A few weeks ago Col Sullivan wrote about VADM Brown’s application for an extraordinary writ (as the Convening Authority) in a pending court-martial (actually, 2 pending GCMs). The case was Brown v. Tousley, Misc. Dkt. No. 001-12 (C.G. Ct. Crim. App. Nov. 1, 2011), the Respondent was the trial Military Judge, and the CGCCA dismissed the petition because there were pending motions for reconsideration at the trial level.
The issue was the military judge’s order that the cases be tried at Seattle, Washington, as opposed to Alameda, California, as specified in the convening order. (You know, Alameda. It’s where they keep the nuclear wessels).
We get the rest of the story in Brown v. Tousley II, Misc. Dkt. No. 002-12 (C.G. Ct. Crim. App., Nov 17, 2011). In orders dated 24 October and 25 October, the Respondent (the trial Military Judge) ordered that the two general courts-martial would be tried on 17 and 30 January 2012 in Seattle, WA. He also docketed pre-trial 39(a) sessions for 19 and 21 December.
On 26 October the government moved for reconsideration of the orders for trial in Seattle in each case. The Respondent informed the government that he would not rule on the motions for reconsideration until he received certain pre-trial matters, including the witness lists (deadlines: 7 & 9 Dec, and 19 & 23 Dec). On 27 October the government filed its first petition for a writ, which was denied on 1 November because of the pending motions for reconsideration.
But the convening authority was determined to get more from the CCA, so on 14 November he withdrew the motions for reconsideration, and then on 15 November he filed another petition!
The court described the petitioner’s position:

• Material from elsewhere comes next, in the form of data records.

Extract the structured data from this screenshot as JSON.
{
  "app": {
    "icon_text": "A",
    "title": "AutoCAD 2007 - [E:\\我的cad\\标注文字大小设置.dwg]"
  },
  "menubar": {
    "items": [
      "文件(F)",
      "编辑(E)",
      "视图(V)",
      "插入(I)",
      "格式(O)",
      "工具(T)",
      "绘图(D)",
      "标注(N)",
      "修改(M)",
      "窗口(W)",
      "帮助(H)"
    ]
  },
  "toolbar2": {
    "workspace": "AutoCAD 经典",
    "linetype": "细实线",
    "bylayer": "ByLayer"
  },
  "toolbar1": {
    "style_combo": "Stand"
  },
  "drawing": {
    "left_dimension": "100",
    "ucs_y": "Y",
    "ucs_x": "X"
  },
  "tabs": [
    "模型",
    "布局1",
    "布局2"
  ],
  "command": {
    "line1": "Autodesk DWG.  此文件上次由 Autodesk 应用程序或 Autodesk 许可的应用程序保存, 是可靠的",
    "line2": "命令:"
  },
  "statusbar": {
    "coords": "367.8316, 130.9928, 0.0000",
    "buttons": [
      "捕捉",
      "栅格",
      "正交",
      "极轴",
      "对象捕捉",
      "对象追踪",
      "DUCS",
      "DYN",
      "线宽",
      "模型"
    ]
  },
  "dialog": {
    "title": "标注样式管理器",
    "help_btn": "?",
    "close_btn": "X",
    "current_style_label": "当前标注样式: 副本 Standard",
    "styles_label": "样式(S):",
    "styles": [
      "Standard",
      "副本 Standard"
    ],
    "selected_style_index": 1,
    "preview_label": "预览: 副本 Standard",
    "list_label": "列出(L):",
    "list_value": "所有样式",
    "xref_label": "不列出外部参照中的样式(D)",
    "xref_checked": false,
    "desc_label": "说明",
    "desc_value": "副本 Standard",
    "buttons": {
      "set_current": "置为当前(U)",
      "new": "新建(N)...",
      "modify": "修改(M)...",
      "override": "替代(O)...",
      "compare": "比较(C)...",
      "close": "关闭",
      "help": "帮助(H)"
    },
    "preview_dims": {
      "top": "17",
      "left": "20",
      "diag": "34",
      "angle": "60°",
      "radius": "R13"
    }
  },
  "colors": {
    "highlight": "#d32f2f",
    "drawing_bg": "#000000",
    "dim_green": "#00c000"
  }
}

Petitioner argues that Respondent does not have the authority to order the cases to be tried in a location other than that specified in the convening order, and that his attempt to do so is a usurpation of Petitioner’s authority.
However, on 17 November the CCA again denied the petition, reasoning:

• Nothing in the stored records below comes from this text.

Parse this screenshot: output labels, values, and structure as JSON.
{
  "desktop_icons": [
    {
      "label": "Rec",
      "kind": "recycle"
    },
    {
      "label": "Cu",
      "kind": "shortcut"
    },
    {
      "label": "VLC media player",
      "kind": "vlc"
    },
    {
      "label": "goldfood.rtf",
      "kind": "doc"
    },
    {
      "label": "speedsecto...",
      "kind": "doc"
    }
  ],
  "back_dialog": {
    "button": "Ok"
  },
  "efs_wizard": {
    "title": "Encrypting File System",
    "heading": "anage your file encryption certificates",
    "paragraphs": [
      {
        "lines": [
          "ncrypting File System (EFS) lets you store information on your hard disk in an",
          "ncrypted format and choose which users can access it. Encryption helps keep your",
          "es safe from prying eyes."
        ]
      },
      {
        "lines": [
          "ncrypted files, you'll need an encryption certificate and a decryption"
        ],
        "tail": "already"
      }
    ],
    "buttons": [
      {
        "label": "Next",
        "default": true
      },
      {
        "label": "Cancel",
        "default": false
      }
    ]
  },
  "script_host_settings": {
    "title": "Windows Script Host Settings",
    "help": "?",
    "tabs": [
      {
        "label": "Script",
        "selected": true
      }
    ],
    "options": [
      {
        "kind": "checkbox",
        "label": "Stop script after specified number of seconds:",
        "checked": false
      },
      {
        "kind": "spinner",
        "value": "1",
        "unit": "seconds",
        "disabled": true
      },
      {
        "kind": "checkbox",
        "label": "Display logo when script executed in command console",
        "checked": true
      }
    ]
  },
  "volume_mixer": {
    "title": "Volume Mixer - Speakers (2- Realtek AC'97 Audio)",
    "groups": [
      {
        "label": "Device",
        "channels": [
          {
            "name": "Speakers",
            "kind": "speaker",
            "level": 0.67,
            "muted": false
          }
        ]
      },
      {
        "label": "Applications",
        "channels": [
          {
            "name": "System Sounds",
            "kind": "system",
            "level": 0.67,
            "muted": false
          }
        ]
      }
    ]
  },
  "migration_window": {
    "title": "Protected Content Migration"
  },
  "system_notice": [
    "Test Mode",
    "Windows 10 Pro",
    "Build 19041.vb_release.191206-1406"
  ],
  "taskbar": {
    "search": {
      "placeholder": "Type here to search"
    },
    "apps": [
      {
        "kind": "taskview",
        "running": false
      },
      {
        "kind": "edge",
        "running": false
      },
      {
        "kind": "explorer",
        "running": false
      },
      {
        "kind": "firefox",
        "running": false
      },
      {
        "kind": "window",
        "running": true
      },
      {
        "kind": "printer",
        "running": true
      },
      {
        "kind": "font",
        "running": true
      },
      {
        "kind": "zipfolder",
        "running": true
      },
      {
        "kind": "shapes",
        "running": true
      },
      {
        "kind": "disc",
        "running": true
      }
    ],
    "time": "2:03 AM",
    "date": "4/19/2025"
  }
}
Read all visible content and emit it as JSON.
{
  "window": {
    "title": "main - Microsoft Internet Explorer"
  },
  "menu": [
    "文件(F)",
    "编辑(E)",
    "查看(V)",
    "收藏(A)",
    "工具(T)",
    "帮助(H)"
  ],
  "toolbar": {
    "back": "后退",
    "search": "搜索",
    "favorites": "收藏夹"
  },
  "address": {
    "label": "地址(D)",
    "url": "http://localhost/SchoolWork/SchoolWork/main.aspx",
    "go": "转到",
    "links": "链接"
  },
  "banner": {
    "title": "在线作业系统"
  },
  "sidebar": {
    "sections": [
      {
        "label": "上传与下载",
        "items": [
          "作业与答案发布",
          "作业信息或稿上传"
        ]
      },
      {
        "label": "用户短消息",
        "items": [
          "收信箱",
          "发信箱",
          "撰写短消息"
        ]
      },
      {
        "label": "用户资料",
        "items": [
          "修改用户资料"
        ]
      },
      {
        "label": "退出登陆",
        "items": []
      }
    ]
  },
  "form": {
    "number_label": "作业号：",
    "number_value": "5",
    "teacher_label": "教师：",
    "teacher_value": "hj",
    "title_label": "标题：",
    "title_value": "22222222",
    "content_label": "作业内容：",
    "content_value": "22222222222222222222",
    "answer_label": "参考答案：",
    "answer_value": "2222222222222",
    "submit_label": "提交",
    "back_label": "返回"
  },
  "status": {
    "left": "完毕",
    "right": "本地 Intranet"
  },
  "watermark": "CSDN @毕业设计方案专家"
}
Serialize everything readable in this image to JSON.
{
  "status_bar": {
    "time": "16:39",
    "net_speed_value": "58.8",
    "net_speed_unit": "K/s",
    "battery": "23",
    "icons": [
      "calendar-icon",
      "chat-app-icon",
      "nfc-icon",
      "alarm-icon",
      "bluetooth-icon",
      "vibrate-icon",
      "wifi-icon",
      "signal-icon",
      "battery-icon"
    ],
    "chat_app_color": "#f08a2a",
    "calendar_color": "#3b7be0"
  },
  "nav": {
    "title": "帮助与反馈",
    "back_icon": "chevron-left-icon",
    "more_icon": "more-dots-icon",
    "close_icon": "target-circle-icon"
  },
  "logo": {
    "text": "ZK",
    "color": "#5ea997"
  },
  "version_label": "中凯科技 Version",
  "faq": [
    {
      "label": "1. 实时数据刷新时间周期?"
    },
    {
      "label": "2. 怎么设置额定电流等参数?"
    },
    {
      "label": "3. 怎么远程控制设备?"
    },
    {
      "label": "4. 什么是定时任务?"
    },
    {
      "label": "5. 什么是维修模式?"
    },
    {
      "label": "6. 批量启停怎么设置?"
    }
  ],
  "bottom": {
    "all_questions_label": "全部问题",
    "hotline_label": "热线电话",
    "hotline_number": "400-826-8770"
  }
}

[Petitioner] has done nothing to show us that he has no other adequate means to obtain relief. The Government’s motions for reconsideration were a possible means to obtain relief; that the Government has withdrawn them does not in any way strengthen Petitioner’s position. While Petitioner might believe the motions for reconsideration were inadequate because Respondent had not ruled on them yet, Petitioner has not shown that further delay in ruling would impair whatever relief might be granted. Petitioner has also not shown that the Government gave Respondent any specific reason to expedite the rulings. Further, as far as has been shown, the Government has not yet filed its witness lists. As noted above, Respondent has indicated that his rulings on the motions for reconsideration awaited filing of witness lists. Expedited filing of witness lists would be another means toward obtaining relief.
Petitioner’s claim that the delay in ruling “interfer[es] with [his] ability to efficaciously plan for and marshal the necessary resources to carry out his statutory functions” is too vague to be persuasive.